[PROVIDED MATERIAL Boundary: Start]
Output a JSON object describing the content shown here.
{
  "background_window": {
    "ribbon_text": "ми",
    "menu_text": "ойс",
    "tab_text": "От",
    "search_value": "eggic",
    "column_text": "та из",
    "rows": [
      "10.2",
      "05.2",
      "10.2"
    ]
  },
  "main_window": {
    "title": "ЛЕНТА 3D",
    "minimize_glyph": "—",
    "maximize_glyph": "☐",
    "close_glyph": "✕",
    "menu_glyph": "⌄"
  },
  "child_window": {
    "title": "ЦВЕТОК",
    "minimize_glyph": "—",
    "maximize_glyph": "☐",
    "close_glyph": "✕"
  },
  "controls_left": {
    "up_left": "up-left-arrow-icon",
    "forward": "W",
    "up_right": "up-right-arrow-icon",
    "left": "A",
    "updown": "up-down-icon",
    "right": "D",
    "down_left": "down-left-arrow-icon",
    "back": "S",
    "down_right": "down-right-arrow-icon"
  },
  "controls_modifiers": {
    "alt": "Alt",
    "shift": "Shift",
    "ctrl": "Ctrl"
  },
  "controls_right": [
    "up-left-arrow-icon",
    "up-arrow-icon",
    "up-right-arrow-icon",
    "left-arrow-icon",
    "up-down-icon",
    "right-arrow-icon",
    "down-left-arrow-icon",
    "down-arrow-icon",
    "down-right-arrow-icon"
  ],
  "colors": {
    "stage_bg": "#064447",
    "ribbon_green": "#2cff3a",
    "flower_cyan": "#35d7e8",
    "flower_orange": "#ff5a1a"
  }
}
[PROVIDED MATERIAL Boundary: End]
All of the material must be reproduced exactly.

Output a JSON object describing the content shown here.
{
  "background_window": {
    "ribbon_text": "ми",
    "menu_text": "ойс",
    "tab_text": "От",
    "search_value": "eggic",
    "column_text": "та из",
    "rows": [
      "10.2",
      "05.2",
      "10.2"
    ]
  },
  "main_window": {
    "title": "ЛЕНТА 3D",
    "minimize_glyph": "—",
    "maximize_glyph": "☐",
    "close_glyph": "✕",
    "menu_glyph": "⌄"
  },
  "child_window": {
    "title": "ЦВЕТОК",
    "minimize_glyph": "—",
    "maximize_glyph": "☐",
    "close_glyph": "✕"
  },
  "controls_left": {
    "up_left": "up-left-arrow-icon",
    "forward": "W",
    "up_right": "up-right-arrow-icon",
    "left": "A",
    "updown": "up-down-icon",
    "right": "D",
    "down_left": "down-left-arrow-icon",
    "back": "S",
    "down_right": "down-right-arrow-icon"
  },
  "controls_modifiers": {
    "alt": "Alt",
    "shift": "Shift",
    "ctrl": "Ctrl"
  },
  "controls_right": [
    "up-left-arrow-icon",
    "up-arrow-icon",
    "up-right-arrow-icon",
    "left-arrow-icon",
    "up-down-icon",
    "right-arrow-icon",
    "down-left-arrow-icon",
    "down-arrow-icon",
    "down-right-arrow-icon"
  ],
  "colors": {
    "stage_bg": "#064447",
    "ribbon_green": "#2cff3a",
    "flower_cyan": "#35d7e8",
    "flower_orange": "#ff5a1a"
  }
}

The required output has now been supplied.